Today’s crochet mandala for the Mandalas for Marinke project is a beautiful blue crochet spoke mandala with a double button center detail. It includes more than half a dozen shades of blue yarn that pop beautifully against one another.
This crochet mandala comes from Cayty Dean, who shares:
“I am a stay at home mom who crochets to stay sane. My family has a history of anxiety and depression, and I’ve found hobbies like exercise and crochet extremely helpful as a part of the process.”
I noticed that Cayty mentioned both anxiety and depression and the help of both exercise and crochet.

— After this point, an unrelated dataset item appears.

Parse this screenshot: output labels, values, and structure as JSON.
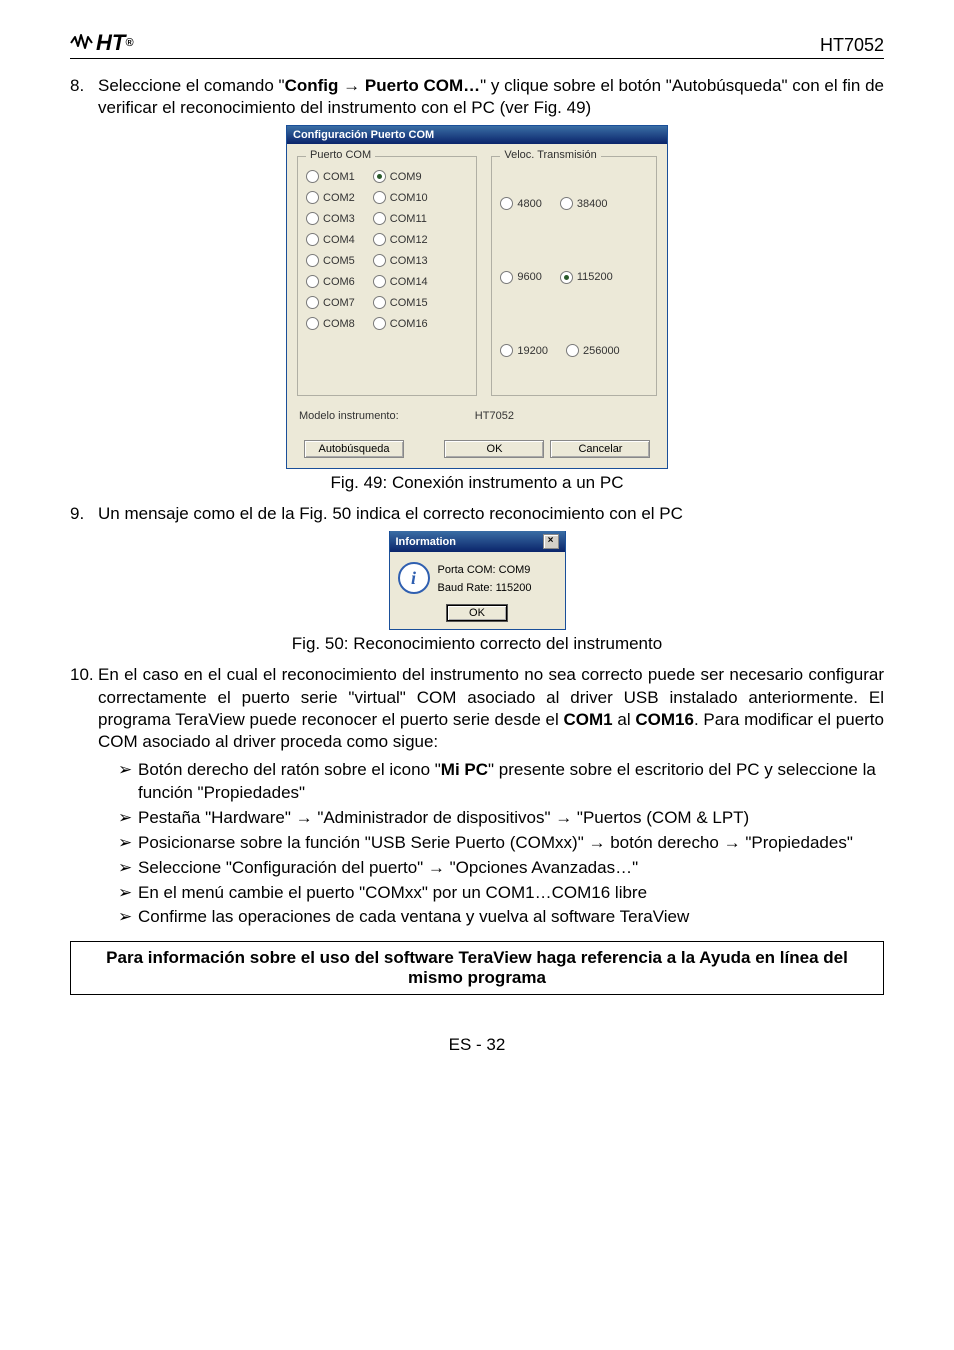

This reminded me of learning about hyperarousal vs. hypoarousal in a trauma class I took, so that’s what I’ll share today for the depression awareness portion of this post.
Essentially what I learned was that when we are faced with great amounts of stress, we move outside of our comfort zone (or “window of tolerance”) and into a state of either hyperarousal or hyposarousal. Hyperarousal has symptoms that include panic, agitation, irritation, anger and lack of concentration. Hypoarousal has symptoms that include fatigue, lack of affect, numbness, self-esteem attacks. As you may notice, hyperarousal looks a lot like anxiety and hypoarousal looks a lot like depression. Any individual could react to stress with either hyper or hypo arousal … but what I learned in the work I did with my cohort of classmates what I saw was that most people tend greatly towards one or the other. So I’m someone who might occasionally react with hyperarousal and feelings related to anxiety but I’m much more prone to depression and also to hypoarousal.
Cayty didn’t say specifically that she uses exercise for anxiety symptoms and crochet for depression symptoms but that’s what came to mind when I read what she wrote, because I know that in the midst of depression exercise might be good for me but it feels essentially impossible since I can already barely move, whereas crochet seems do-able. With anxiety there is a lot of excess energy and exercise helps channel it.
The most important thing that I learned about this topic was that we have a window of tolerance and when we get out of it we need to find a way to get back into it. The window may be small or large; for people with PTSD it’s often tiny, but it can be expanded over time with practice and self-care and skill building. Regardless of its size, it can be helpful to learn to recognize when you are out of it and what techniques might help you get back into it. I typically go into hypoarousal under stress and I need naps, self-kindness, clearing my schedule, conversations with siblings, puppy snuggles and crochet.